Every young person should have the opportunity to learn, grow and pursue the future they envision without being financially handcuffed.
When youth are involved in the justice system, they can be charged thousands of dollars in fees and fines. These costs can include fees charged for many items, including an electronic ankle monitor, detention, probation supervision, and even a public defender.
The National Center for Youth Law has been challenging the use of fines and fees since 2013. We work to eliminate fees and fines for youth and their families through ongoing impact litigation, policy advocacy and community collaborations.
The National Center for Youth Law leads the Debt Free Justice Campaign in partnership with the UC Berkeley Policy and Advocacy Clinic and Juvenile Law Center. The Debt Free Justice Campaign is dedicated to abolishing the harmful practice of saddling youth and families with fees and fines.
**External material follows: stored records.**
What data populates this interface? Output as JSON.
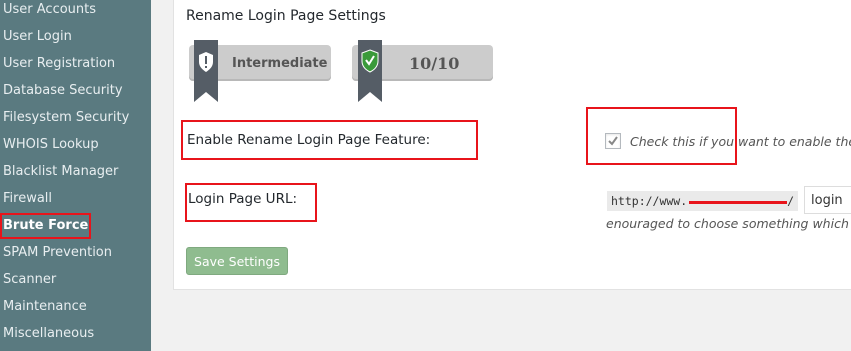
{
  "sidebar": {
    "items": [
      {
        "label": "User Accounts"
      },
      {
        "label": "User Login"
      },
      {
        "label": "User Registration"
      },
      {
        "label": "Database Security"
      },
      {
        "label": "Filesystem Security"
      },
      {
        "label": "WHOIS Lookup"
      },
      {
        "label": "Blacklist Manager"
      },
      {
        "label": "Firewall"
      },
      {
        "label": "Brute Force"
      },
      {
        "label": "SPAM Prevention"
      },
      {
        "label": "Scanner"
      },
      {
        "label": "Maintenance"
      },
      {
        "label": "Miscellaneous"
      }
    ],
    "active_index": 8
  },
  "settings": {
    "title": "Rename Login Page Settings",
    "level_badge": "Intermediate",
    "score_badge": "10/10",
    "enable_label": "Enable Rename Login Page Feature:",
    "enable_checked": true,
    "enable_desc": "Check this if you want to enable the ren",
    "url_label": "Login Page URL:",
    "url_prefix": "http://www.",
    "url_prefix_end": "/",
    "login_slug": "login",
    "url_desc": "enouraged to choose something which is ha",
    "save_label": "Save Settings"
  },
  "colors": {
    "sidebar_bg": "#5a7a80",
    "highlight": "#e8141b",
    "save_button": "#8fbc8f",
    "ribbon": "#555d66",
    "shield_green": "#3a9a3a"
  }
}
Drowning in debt
By charging fees and fines, the justice system drowns youth and their families in debt and pushes them deeper into poverty. For youth and families who are already experiencing economic hardship, fees and fines can be devastating. Ultimately, this system undermines community health, economic stability, and trust in public systems.
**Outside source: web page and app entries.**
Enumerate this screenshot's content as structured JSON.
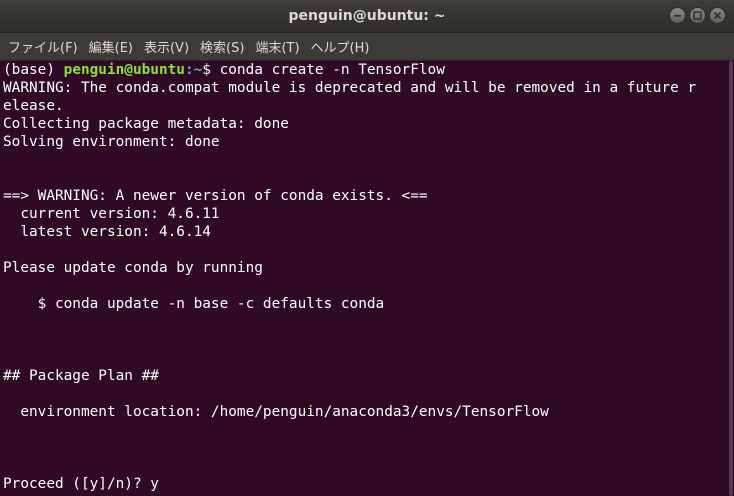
{
  "window": {
    "title": "penguin@ubuntu: ~"
  },
  "menubar": {
    "items": [
      "ファイル(F)",
      "編集(E)",
      "表示(V)",
      "検索(S)",
      "端末(T)",
      "ヘルプ(H)"
    ]
  },
  "prompt": {
    "env": "(base) ",
    "user_host": "penguin@ubuntu",
    "path": ":~",
    "symbol": "$ ",
    "command": "conda create -n TensorFlow"
  },
  "output": [
    "WARNING: The conda.compat module is deprecated and will be removed in a future r",
    "elease.",
    "Collecting package metadata: done",
    "Solving environment: done",
    "",
    "",
    "==> WARNING: A newer version of conda exists. <==",
    "  current version: 4.6.11",
    "  latest version: 4.6.14",
    "",
    "Please update conda by running",
    "",
    "    $ conda update -n base -c defaults conda",
    "",
    "",
    "",
    "## Package Plan ##",
    "",
    "  environment location: /home/penguin/anaconda3/envs/TensorFlow",
    "",
    "",
    "",
    "Proceed ([y]/n)? y"
  ],
  "icons": {
    "minimize": "minimize-icon",
    "maximize": "maximize-icon",
    "close": "close-icon"
  },
  "colors": {
    "terminal_bg": "#300a24",
    "prompt_user": "#8ae234",
    "prompt_path": "#729fcf",
    "text": "#ffffff"
  }
}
Deeper system involvement
Unpaid fees and fines can also keep juvenile cases open far longer than they would be otherwise. This is because, if youth and their families can’t pay a fee or fine, they are subjected to increased surveillance and ongoing risk of violations of probation.
The Role of Racism
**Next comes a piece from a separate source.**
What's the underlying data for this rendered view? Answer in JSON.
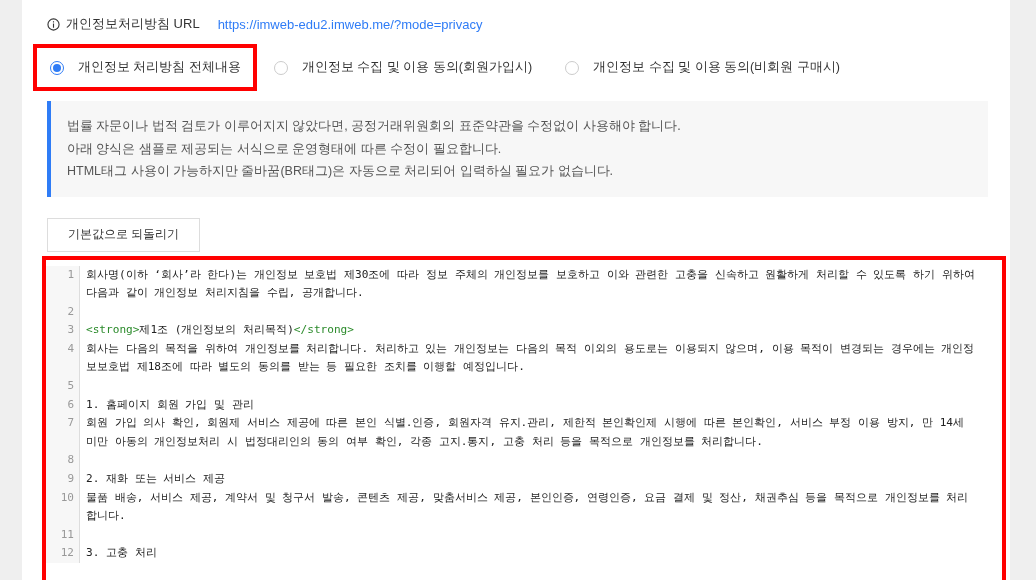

Because of targeted policing and over-surveillance of Black, Brown, and Indigenous communities, these youth are overrepresented and over-punished in the justice system. As a result, fees and fines disproportionately hurt youth of color and their families. At its core, this is both a racial and an economic justice issue.